Netanyahu urges action to stop Middle East 'disintegrating'

David Cameron and Benjamin Netanyahu Image copyright AP
Image caption Mr Netanyahu said he was ready to resume talks with the Palestinians

Action is needed to stop the Middle East "disintegrating" under the threat of militant Islamists, Israeli PM Benjamin Netanyahu said at the start of talks in London with David Cameron.

Discussions are set to focus on Syria and Iran, particularly the nuclear deal bitterly opposed by Mr Netanyahu.

Mr Cameron said the UK "remains staunch" in its "defence of Israel's right to exist and to defend itself".

Pro-Palestinian campaigners have denounced Mr Netanyahu's visit.

There were angry confrontations outside Downing Street on Wednesday between protesters demanding Mr Netanyahu's arrest for what they say amount to war crimes in Gaza and pro-Israel activists.

Although a petition calling for the Israeli PM's arrest secured enough signatures to be considered for a debate in Parliament, the bid was rejected earlier this week because "visiting heads of foreign governments... have immunity from legal process, and cannot be arrested or detained", the UK government said in a statement.

Arriving in Downing Street, Mr Netanyahu said: "The Middle East is disintegrating under the twin forces of militant Islam - militant Sunnis led by Isis [Islamic State] and militant Shiites led by Iran.
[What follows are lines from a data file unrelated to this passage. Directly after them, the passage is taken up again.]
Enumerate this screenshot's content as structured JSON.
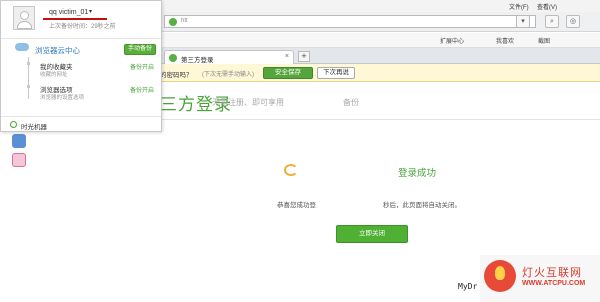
{
  "menu": {
    "file": "文件(F)",
    "view": "查看(V)"
  },
  "address": {
    "text": "htt"
  },
  "favorites": [
    {
      "label": "扩展中心"
    },
    {
      "label": "我喜欢"
    },
    {
      "label": "截图"
    }
  ],
  "tab": {
    "label": "第三方登录",
    "close": "×",
    "new": "+"
  },
  "password_bar": {
    "question": "的密码吗？",
    "note": "(下次无需手动输入)",
    "save": "安全保存",
    "later": "下次再说"
  },
  "page": {
    "title": "三方登录",
    "subtitle": "无需注册、即可享用",
    "subtitle_tail": "备份",
    "success": "登录成功",
    "closing_1": "恭喜您成功登",
    "closing_2": "秒后，此页面将自动关闭。",
    "close_now": "立即关闭",
    "watermark": "MyDr"
  },
  "cloud_panel": {
    "username": "qq victim_01",
    "username_arrow": "▾",
    "backup_time": "上次备份时间：29秒之前",
    "title": "浏览器云中心",
    "manual_backup": "手动备份",
    "items": [
      {
        "label": "我的收藏夹",
        "sub": "收藏的网址",
        "status": "备份开启"
      },
      {
        "label": "浏览器选项",
        "sub": "浏览器的设置选项",
        "status": "备份开启"
      }
    ],
    "time_machine": "时光机器"
  },
  "badge": {
    "cn": "灯火互联网",
    "en": "WWW.ATCPU.COM"
  },
  "colors": {
    "accent_green": "#4aa23a",
    "link_blue": "#2e7bbf",
    "alert_red": "#c01010"
  },
  "icons": [
    "cloud-icon",
    "time-machine-icon",
    "phone-icon",
    "settings-icon",
    "avatar-icon"
  ]
}
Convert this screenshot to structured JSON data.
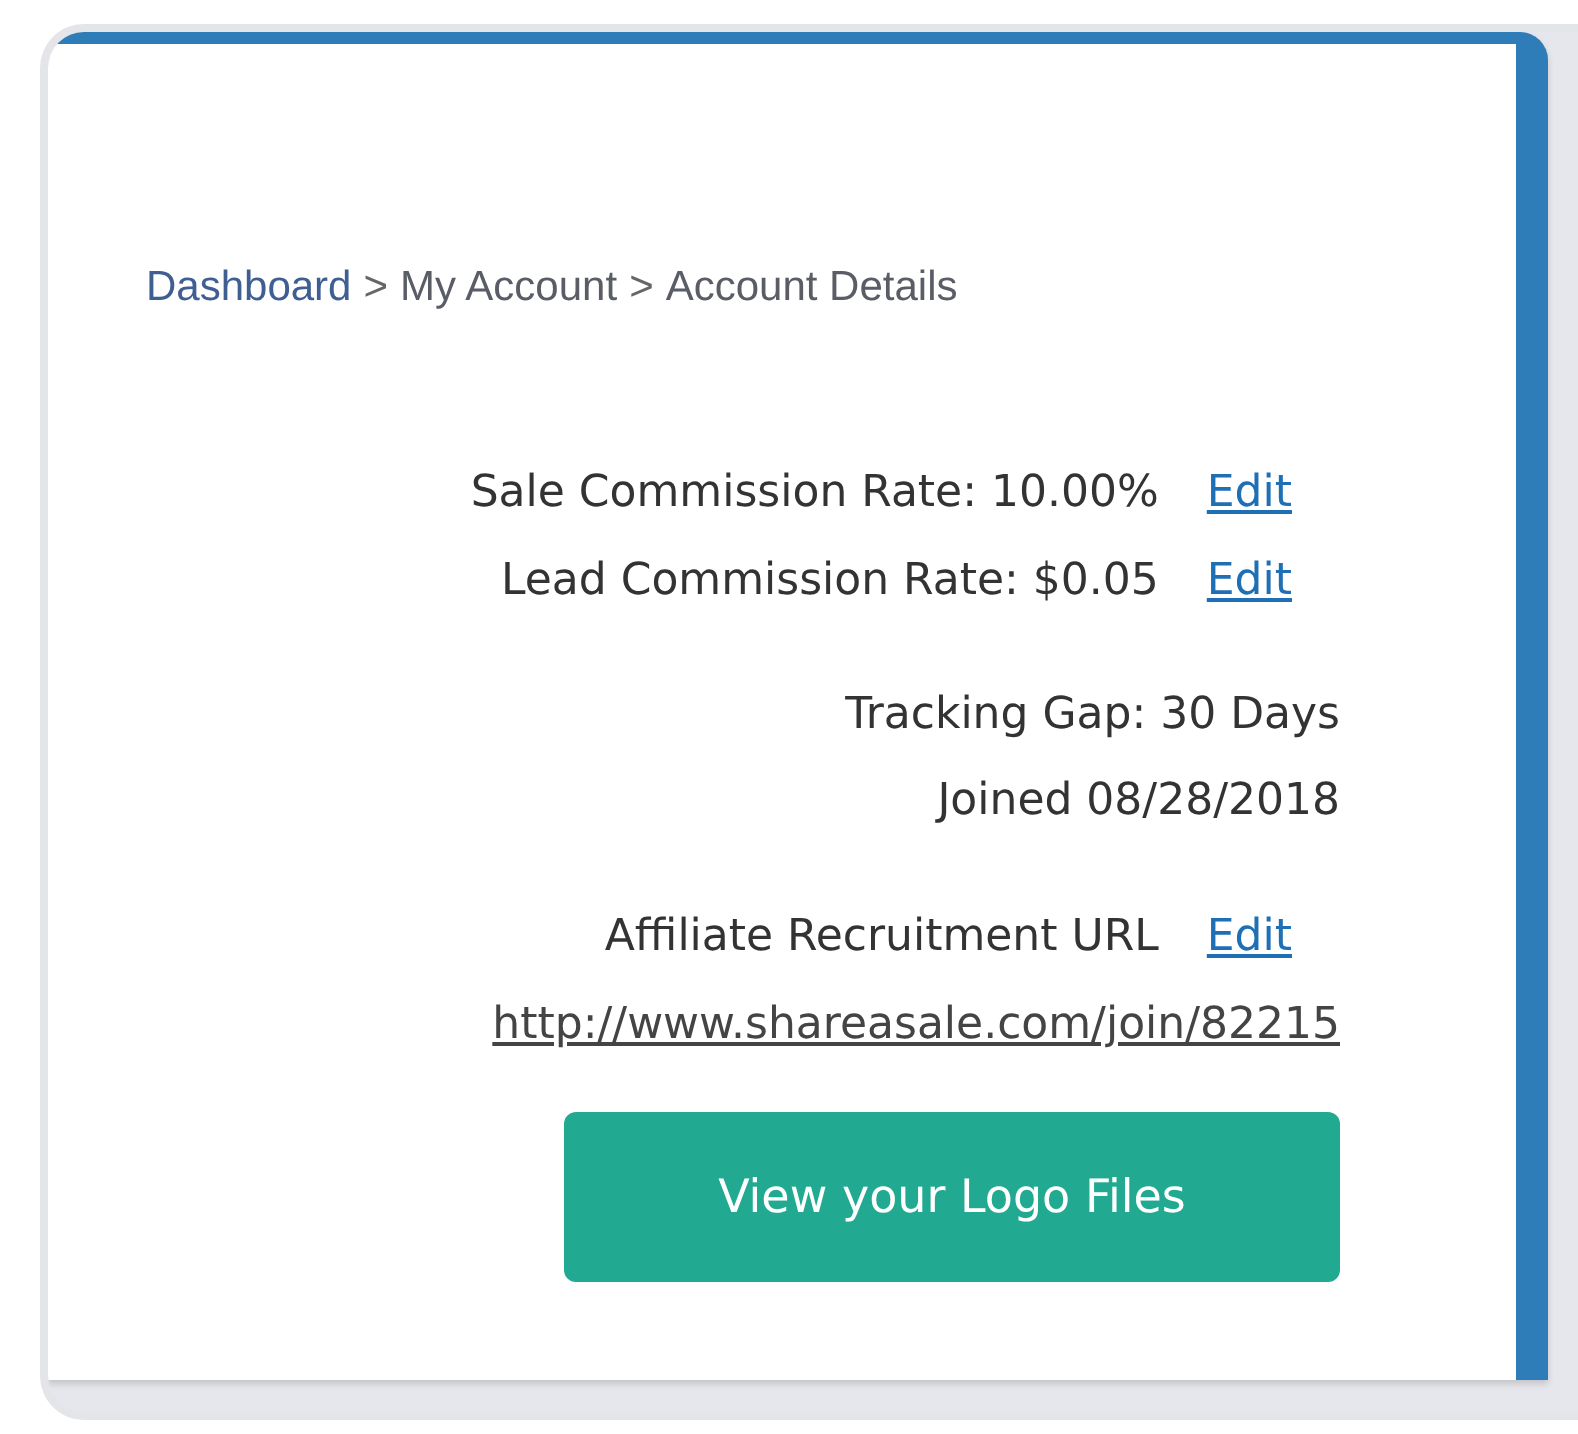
{
  "breadcrumb": [
    {
      "kind": "link",
      "text": "Dashboard"
    },
    {
      "kind": "separator",
      "text": ">"
    },
    {
      "kind": "crumb",
      "text": "My Account"
    },
    {
      "kind": "separator",
      "text": ">"
    },
    {
      "kind": "crumb",
      "text": "Account Details"
    }
  ],
  "rates": [
    {
      "label": "Sale Commission Rate: 10.00%",
      "action": "Edit"
    },
    {
      "label": "Lead Commission Rate: $0.05",
      "action": "Edit"
    }
  ],
  "info": [
    "Tracking Gap: 30 Days",
    "Joined 08/28/2018"
  ],
  "recruitment": {
    "label": "Affiliate Recruitment URL",
    "action": "Edit",
    "url": "http://www.shareasale.com/join/82215"
  },
  "button": "View your Logo Files"
}
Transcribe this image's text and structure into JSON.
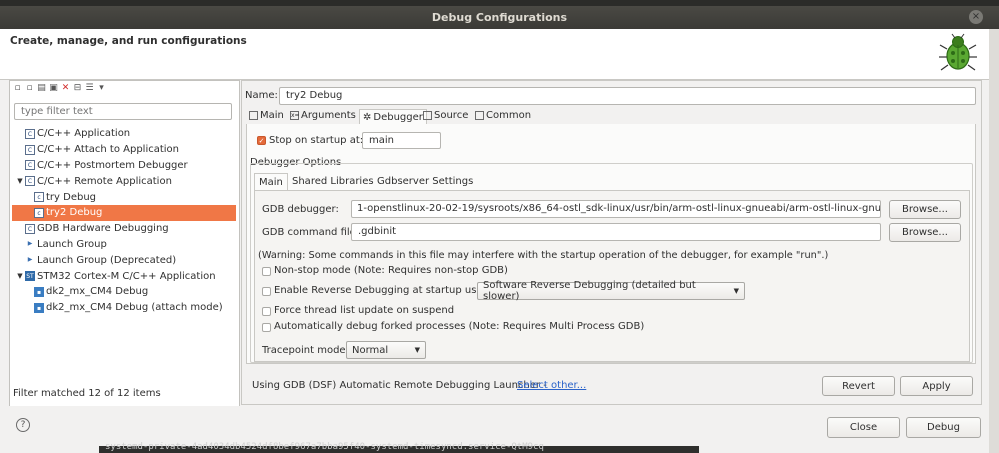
{
  "window": {
    "title": "Debug Configurations"
  },
  "header": {
    "title": "Create, manage, and run configurations"
  },
  "left": {
    "filter_placeholder": "type filter text",
    "tree": [
      {
        "label": "C/C++ Application"
      },
      {
        "label": "C/C++ Attach to Application"
      },
      {
        "label": "C/C++ Postmortem Debugger"
      },
      {
        "label": "C/C++ Remote Application"
      },
      {
        "label": "try Debug"
      },
      {
        "label": "try2 Debug"
      },
      {
        "label": "GDB Hardware Debugging"
      },
      {
        "label": "Launch Group"
      },
      {
        "label": "Launch Group (Deprecated)"
      },
      {
        "label": "STM32 Cortex-M C/C++ Application"
      },
      {
        "label": "dk2_mx_CM4 Debug"
      },
      {
        "label": "dk2_mx_CM4 Debug (attach mode)"
      }
    ],
    "status": "Filter matched 12 of 12 items"
  },
  "right": {
    "name_label": "Name:",
    "name_value": "try2 Debug",
    "tabs": [
      "Main",
      "Arguments",
      "Debugger",
      "Source",
      "Common"
    ],
    "stop_on_startup_label": "Stop on startup at:",
    "stop_on_startup_value": "main",
    "debugger_options_label": "Debugger Options",
    "subtabs": [
      "Main",
      "Shared Libraries",
      "Gdbserver Settings"
    ],
    "gdb_debugger_label": "GDB debugger:",
    "gdb_debugger_value": "1-openstlinux-20-02-19/sysroots/x86_64-ostl_sdk-linux/usr/bin/arm-ostl-linux-gnueabi/arm-ostl-linux-gnueabi-gdb",
    "browse1": "Browse...",
    "gdb_command_label": "GDB command file:",
    "gdb_command_value": ".gdbinit",
    "browse2": "Browse...",
    "warning": "(Warning: Some commands in this file may interfere with the startup operation of the debugger, for example \"run\".)",
    "nonstop": "Non-stop mode (Note: Requires non-stop GDB)",
    "reverse": "Enable Reverse Debugging at startup using:",
    "reverse_option": "Software Reverse Debugging (detailed but slower)",
    "force_thread": "Force thread list update on suspend",
    "auto_forked": "Automatically debug forked processes (Note: Requires Multi Process GDB)",
    "tracepoint_label": "Tracepoint mode:",
    "tracepoint_value": "Normal",
    "launcher_text": "Using GDB (DSF) Automatic Remote Debugging Launcher -",
    "select_other": "Select other...",
    "revert": "Revert",
    "apply": "Apply"
  },
  "footer": {
    "close": "Close",
    "debug": "Debug"
  },
  "background": {
    "bottom_text": "systemd-private-4ad4034db4524df8bef967a7bba95f40-systemd-timesyncd.service-QtM9cq"
  }
}
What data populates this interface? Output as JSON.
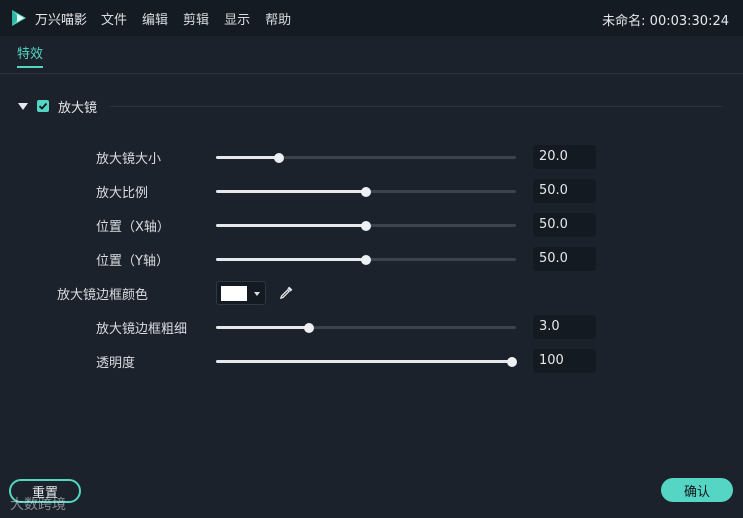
{
  "titlebar": {
    "app_name": "万兴喵影",
    "menu": [
      "文件",
      "编辑",
      "剪辑",
      "显示",
      "帮助"
    ],
    "project_title": "未命名: 00:03:30:24"
  },
  "tabs": [
    {
      "label": "特效",
      "active": true
    }
  ],
  "section": {
    "title": "放大镜",
    "checked": true
  },
  "controls": [
    {
      "label": "放大镜大小",
      "value": "20.0",
      "fraction": 0.21
    },
    {
      "label": "放大比例",
      "value": "50.0",
      "fraction": 0.5
    },
    {
      "label": "位置（X轴）",
      "value": "50.0",
      "fraction": 0.5
    },
    {
      "label": "位置（Y轴）",
      "value": "50.0",
      "fraction": 0.5
    }
  ],
  "border_color": {
    "label": "放大镜边框颜色",
    "color": "#ffffff"
  },
  "controls2": [
    {
      "label": "放大镜边框粗细",
      "value": "3.0",
      "fraction": 0.31
    },
    {
      "label": "透明度",
      "value": "100",
      "fraction": 0.985
    }
  ],
  "buttons": {
    "reset": "重置",
    "ok": "确认"
  },
  "watermark": "大数跨境",
  "colors": {
    "accent": "#55d6c4",
    "background": "#1b222b",
    "titlebar": "#151b22"
  }
}
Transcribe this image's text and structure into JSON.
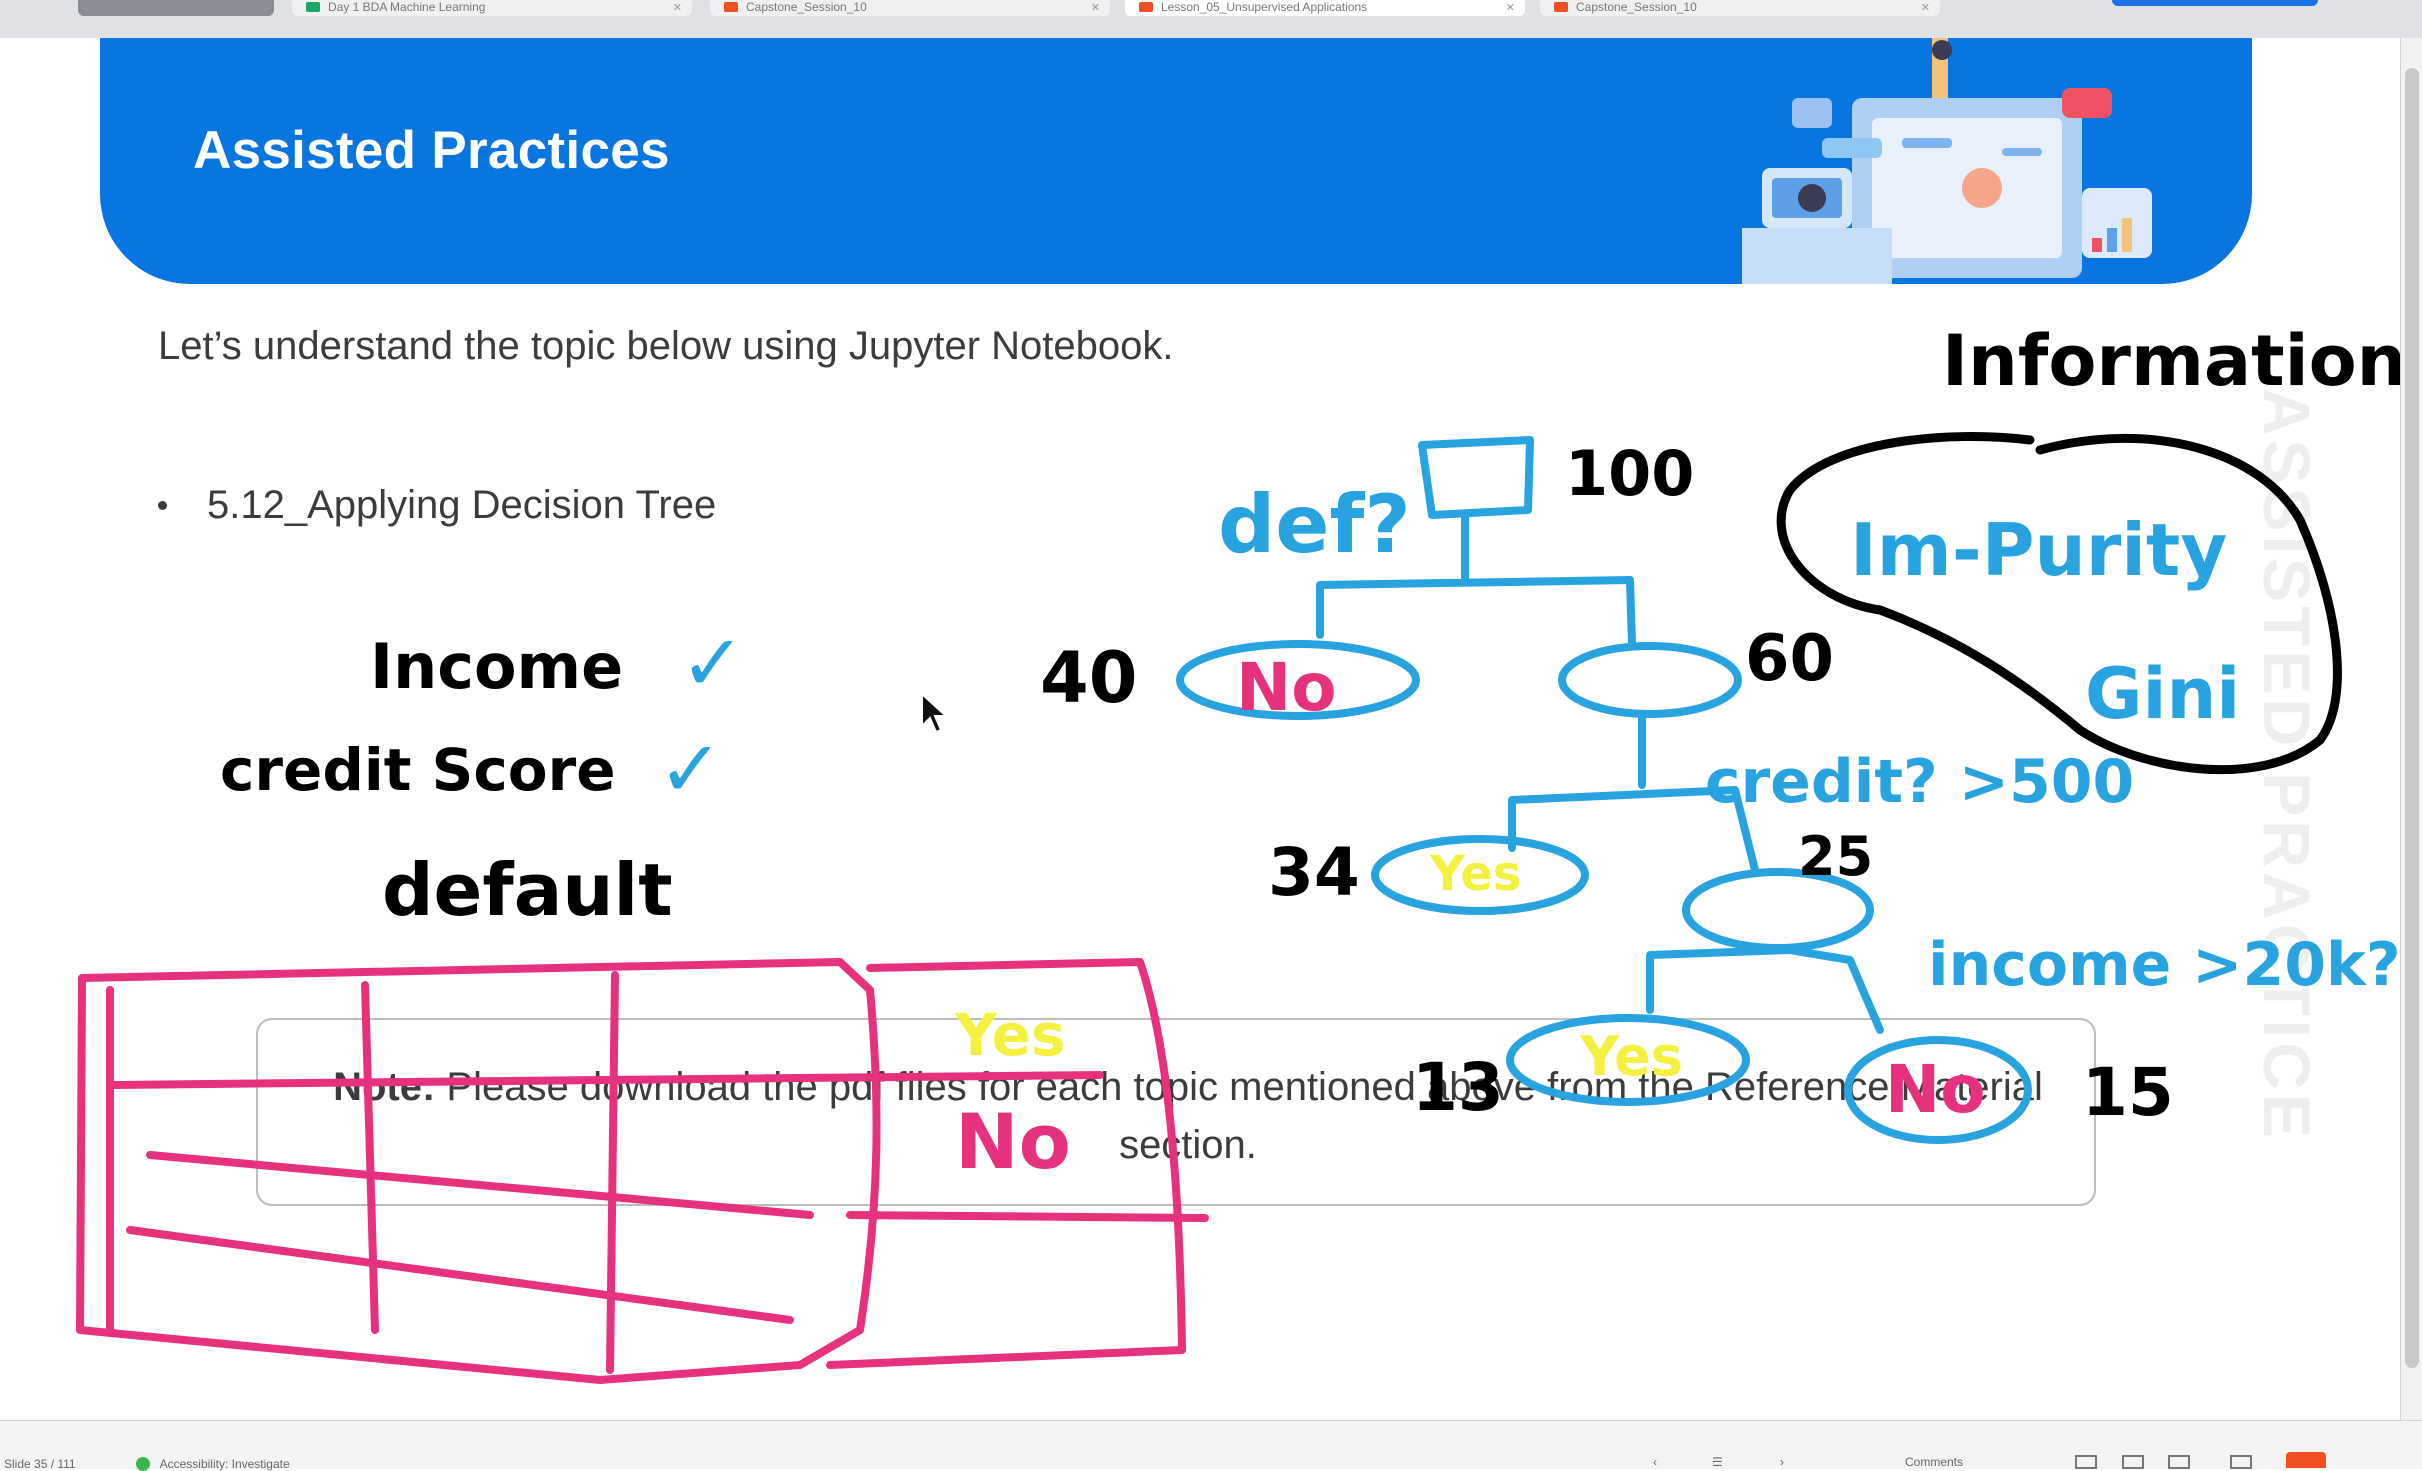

"I believe that we can co-operate in practical ways to roll back the tide of militant Islam both in the Middle East and in Africa."

Image copyright EPA
Image caption Mr Netanyahu's visit drew a pro-Palestinian protest and pro-Israeli counter-protest outside Downing Street

The Israeli premier also said he was "ready to resume direct negotiations with the Palestinians with no conditions whatsoever to entering negotiations... immediately".

Talks between Israel and the Palestinians broke down in April 2014.

Mr Cameron praised the "close relationship between Britain and Israel" and the "growing economic and commercial ties" between the countries.

He said he wanted to talk about the "enormous important global threats" in particular so-called Islamic State.